WORK REQUEST ::
Could you copy every record exactly as it appears?

*** RECORD EXCERPTS Section Begins ***

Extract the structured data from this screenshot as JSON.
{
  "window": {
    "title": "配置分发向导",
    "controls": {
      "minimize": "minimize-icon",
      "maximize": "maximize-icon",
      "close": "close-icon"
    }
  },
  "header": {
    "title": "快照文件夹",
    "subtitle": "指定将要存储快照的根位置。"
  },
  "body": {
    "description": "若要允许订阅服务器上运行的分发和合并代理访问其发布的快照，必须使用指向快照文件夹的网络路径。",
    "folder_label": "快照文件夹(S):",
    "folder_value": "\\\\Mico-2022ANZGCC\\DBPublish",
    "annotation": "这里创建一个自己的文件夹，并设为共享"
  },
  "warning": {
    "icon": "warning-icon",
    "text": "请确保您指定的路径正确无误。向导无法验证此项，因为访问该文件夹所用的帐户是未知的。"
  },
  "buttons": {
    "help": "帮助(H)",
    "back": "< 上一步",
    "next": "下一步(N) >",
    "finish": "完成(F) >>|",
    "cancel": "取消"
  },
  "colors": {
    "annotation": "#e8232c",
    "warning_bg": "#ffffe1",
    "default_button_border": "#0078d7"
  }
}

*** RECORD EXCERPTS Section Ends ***

TASK OUTPUT ::
Extract the structured data from this screenshot as JSON.
{
  "window": {
    "title": "配置分发向导",
    "controls": {
      "minimize": "minimize-icon",
      "maximize": "maximize-icon",
      "close": "close-icon"
    }
  },
  "header": {
    "title": "快照文件夹",
    "subtitle": "指定将要存储快照的根位置。"
  },
  "body": {
    "description": "若要允许订阅服务器上运行的分发和合并代理访问其发布的快照，必须使用指向快照文件夹的网络路径。",
    "folder_label": "快照文件夹(S):",
    "folder_value": "\\\\Mico-2022ANZGCC\\DBPublish",
    "annotation": "这里创建一个自己的文件夹，并设为共享"
  },
  "warning": {
    "icon": "warning-icon",
    "text": "请确保您指定的路径正确无误。向导无法验证此项，因为访问该文件夹所用的帐户是未知的。"
  },
  "buttons": {
    "help": "帮助(H)",
    "back": "< 上一步",
    "next": "下一步(N) >",
    "finish": "完成(F) >>|",
    "cancel": "取消"
  },
  "colors": {
    "annotation": "#e8232c",
    "warning_bg": "#ffffe1",
    "default_button_border": "#0078d7"
  }
}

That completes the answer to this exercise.